What the task asks → A single figure is wanted: the count of lines below containing the string "diye".

Data for the task →
■ ■ ■ ■ ■

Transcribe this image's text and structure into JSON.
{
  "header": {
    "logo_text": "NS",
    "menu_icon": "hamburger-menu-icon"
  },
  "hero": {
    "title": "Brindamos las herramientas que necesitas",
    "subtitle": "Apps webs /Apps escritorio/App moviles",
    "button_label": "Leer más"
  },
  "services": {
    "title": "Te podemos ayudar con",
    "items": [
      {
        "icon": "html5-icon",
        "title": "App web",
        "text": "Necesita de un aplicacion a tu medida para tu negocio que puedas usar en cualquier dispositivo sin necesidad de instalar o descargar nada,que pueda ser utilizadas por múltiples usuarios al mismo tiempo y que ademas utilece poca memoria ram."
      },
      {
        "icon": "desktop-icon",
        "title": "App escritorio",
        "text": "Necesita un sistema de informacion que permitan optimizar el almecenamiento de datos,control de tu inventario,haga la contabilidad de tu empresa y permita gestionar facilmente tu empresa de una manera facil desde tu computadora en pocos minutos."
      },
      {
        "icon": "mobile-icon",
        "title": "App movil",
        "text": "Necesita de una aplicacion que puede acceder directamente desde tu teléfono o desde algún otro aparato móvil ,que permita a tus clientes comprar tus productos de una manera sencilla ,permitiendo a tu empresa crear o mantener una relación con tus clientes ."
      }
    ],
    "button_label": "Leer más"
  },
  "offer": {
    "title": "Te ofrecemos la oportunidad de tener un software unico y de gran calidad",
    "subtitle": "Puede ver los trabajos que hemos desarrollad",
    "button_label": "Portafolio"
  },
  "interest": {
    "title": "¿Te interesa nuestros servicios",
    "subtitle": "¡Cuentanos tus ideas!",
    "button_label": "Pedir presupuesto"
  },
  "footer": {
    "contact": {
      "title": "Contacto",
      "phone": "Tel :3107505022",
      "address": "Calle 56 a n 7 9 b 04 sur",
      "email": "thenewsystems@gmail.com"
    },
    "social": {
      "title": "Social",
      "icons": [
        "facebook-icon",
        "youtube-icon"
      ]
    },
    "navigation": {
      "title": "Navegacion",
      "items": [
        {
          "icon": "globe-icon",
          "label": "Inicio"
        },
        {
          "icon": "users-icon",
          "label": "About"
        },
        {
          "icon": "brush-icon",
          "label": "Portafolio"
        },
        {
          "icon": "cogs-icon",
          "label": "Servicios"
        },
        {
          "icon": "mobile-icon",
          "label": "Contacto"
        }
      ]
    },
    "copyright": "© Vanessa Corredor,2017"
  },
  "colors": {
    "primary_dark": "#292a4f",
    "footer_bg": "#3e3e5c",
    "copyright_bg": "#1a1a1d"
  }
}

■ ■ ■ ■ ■

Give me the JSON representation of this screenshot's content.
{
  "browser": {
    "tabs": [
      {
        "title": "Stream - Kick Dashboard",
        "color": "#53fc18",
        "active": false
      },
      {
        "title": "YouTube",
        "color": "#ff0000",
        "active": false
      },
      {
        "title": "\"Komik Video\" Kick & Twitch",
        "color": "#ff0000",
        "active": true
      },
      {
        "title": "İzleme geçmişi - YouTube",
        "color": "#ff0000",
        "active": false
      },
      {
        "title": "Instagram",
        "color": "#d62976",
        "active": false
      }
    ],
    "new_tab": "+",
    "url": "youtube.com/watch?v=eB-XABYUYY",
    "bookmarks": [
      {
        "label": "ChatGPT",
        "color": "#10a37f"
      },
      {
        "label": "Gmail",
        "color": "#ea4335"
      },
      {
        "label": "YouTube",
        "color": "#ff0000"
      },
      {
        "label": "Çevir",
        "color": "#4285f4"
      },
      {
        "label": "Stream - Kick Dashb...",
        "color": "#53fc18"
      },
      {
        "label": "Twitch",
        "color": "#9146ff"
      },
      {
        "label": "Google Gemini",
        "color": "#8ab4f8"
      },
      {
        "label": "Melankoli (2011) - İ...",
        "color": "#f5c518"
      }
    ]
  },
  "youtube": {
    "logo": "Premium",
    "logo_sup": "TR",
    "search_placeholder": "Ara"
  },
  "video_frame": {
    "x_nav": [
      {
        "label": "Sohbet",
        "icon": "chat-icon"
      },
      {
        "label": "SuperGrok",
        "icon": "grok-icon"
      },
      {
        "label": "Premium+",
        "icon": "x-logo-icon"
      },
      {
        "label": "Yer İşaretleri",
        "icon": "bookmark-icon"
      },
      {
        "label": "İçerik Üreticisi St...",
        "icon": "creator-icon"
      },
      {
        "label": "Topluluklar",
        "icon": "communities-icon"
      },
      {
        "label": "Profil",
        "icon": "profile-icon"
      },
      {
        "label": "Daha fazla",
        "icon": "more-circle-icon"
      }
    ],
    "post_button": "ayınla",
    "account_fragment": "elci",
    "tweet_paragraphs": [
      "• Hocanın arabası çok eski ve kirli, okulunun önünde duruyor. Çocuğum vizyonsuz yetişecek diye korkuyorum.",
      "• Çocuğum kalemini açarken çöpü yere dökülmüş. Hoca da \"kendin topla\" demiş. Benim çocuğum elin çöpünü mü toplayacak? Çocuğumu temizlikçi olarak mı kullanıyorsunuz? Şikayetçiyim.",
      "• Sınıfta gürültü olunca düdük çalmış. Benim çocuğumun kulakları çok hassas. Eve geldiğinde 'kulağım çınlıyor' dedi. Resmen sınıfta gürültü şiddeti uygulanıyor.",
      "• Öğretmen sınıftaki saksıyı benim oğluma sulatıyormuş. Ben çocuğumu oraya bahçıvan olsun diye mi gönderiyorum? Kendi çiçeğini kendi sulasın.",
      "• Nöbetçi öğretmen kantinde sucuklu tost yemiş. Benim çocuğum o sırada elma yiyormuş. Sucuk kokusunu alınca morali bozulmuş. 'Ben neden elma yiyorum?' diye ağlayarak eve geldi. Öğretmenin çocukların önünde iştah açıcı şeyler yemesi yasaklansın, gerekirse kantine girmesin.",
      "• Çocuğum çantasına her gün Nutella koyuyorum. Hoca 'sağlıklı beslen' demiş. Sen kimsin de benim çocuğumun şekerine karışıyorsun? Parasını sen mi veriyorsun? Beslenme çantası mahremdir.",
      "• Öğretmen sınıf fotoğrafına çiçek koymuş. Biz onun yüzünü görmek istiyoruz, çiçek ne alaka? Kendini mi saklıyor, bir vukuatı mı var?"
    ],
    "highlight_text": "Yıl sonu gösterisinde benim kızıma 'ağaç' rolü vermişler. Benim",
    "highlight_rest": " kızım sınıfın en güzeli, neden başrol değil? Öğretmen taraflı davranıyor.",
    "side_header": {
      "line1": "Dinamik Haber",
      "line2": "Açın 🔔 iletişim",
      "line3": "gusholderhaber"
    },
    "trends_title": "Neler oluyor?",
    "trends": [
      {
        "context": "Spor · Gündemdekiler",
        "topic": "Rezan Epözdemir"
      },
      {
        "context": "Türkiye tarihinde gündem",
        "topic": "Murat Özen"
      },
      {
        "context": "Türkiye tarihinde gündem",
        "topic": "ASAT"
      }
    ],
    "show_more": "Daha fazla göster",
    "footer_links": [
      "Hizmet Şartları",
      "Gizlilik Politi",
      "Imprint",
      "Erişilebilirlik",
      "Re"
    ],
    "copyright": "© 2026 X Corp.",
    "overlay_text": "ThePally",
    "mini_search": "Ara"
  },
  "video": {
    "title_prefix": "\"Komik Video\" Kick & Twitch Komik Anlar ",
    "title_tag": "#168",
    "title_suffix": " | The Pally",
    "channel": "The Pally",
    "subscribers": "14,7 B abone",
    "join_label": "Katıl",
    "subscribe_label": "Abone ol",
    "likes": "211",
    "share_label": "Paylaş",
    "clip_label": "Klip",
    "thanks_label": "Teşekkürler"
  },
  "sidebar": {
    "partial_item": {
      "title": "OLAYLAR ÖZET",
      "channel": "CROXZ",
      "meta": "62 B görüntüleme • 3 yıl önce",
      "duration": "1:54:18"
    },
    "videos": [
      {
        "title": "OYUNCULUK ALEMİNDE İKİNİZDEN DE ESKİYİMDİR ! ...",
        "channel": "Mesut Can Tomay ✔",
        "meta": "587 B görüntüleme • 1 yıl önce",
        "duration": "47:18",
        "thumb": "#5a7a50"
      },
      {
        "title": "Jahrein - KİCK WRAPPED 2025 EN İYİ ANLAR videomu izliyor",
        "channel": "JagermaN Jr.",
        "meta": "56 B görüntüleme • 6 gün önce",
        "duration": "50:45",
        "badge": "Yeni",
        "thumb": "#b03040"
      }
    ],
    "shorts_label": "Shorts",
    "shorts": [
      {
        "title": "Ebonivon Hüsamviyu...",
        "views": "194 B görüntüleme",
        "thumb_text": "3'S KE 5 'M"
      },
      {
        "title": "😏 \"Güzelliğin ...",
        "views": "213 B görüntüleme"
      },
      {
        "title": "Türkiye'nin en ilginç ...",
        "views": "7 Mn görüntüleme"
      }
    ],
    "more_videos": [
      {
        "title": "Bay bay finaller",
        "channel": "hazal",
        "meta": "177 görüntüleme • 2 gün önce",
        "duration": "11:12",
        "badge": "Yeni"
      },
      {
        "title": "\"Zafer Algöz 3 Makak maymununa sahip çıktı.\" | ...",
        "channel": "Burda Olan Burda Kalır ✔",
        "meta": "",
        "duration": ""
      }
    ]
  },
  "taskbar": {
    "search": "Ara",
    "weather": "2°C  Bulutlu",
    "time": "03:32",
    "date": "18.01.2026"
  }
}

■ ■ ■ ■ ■

Output of the exercise → 3